_Task instructions_
Return the entire listing exactly, leaving nothing out.

◆ ◆ ◆ ◆ ◆ ◆ ◆

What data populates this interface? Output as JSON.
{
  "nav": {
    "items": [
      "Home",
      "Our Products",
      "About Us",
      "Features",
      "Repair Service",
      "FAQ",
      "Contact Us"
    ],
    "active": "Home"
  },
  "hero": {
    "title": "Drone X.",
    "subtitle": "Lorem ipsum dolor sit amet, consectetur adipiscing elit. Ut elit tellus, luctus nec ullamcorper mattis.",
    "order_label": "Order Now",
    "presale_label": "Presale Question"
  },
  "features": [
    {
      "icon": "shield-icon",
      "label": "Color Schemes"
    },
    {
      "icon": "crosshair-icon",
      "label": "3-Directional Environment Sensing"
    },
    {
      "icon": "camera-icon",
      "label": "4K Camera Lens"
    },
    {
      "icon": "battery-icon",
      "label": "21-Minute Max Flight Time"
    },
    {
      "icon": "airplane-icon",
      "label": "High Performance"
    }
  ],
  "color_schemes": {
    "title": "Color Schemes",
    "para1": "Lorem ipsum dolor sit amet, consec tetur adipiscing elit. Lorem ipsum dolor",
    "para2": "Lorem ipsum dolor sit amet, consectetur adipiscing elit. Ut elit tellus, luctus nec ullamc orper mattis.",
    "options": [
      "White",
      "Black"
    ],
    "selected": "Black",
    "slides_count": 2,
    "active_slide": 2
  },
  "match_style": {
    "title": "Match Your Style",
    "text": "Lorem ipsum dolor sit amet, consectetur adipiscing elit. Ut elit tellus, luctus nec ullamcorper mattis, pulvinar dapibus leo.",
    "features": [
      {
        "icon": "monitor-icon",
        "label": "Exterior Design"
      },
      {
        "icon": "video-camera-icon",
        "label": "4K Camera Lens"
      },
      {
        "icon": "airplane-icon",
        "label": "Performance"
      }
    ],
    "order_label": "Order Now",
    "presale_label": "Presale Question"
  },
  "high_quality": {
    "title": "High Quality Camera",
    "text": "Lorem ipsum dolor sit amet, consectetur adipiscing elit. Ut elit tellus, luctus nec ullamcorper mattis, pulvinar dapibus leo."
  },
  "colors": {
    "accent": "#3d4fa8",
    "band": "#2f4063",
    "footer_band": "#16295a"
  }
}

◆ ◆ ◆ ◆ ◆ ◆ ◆

_Written reply_
What data populates this interface? Output as JSON.
{
  "nav": {
    "items": [
      "Home",
      "Our Products",
      "About Us",
      "Features",
      "Repair Service",
      "FAQ",
      "Contact Us"
    ],
    "active": "Home"
  },
  "hero": {
    "title": "Drone X.",
    "subtitle": "Lorem ipsum dolor sit amet, consectetur adipiscing elit. Ut elit tellus, luctus nec ullamcorper mattis.",
    "order_label": "Order Now",
    "presale_label": "Presale Question"
  },
  "features": [
    {
      "icon": "shield-icon",
      "label": "Color Schemes"
    },
    {
      "icon": "crosshair-icon",
      "label": "3-Directional Environment Sensing"
    },
    {
      "icon": "camera-icon",
      "label": "4K Camera Lens"
    },
    {
      "icon": "battery-icon",
      "label": "21-Minute Max Flight Time"
    },
    {
      "icon": "airplane-icon",
      "label": "High Performance"
    }
  ],
  "color_schemes": {
    "title": "Color Schemes",
    "para1": "Lorem ipsum dolor sit amet, consec tetur adipiscing elit. Lorem ipsum dolor",
    "para2": "Lorem ipsum dolor sit amet, consectetur adipiscing elit. Ut elit tellus, luctus nec ullamc orper mattis.",
    "options": [
      "White",
      "Black"
    ],
    "selected": "Black",
    "slides_count": 2,
    "active_slide": 2
  },
  "match_style": {
    "title": "Match Your Style",
    "text": "Lorem ipsum dolor sit amet, consectetur adipiscing elit. Ut elit tellus, luctus nec ullamcorper mattis, pulvinar dapibus leo.",
    "features": [
      {
        "icon": "monitor-icon",
        "label": "Exterior Design"
      },
      {
        "icon": "video-camera-icon",
        "label": "4K Camera Lens"
      },
      {
        "icon": "airplane-icon",
        "label": "Performance"
      }
    ],
    "order_label": "Order Now",
    "presale_label": "Presale Question"
  },
  "high_quality": {
    "title": "High Quality Camera",
    "text": "Lorem ipsum dolor sit amet, consectetur adipiscing elit. Ut elit tellus, luctus nec ullamcorper mattis, pulvinar dapibus leo."
  },
  "colors": {
    "accent": "#3d4fa8",
    "band": "#2f4063",
    "footer_band": "#16295a"
  }
}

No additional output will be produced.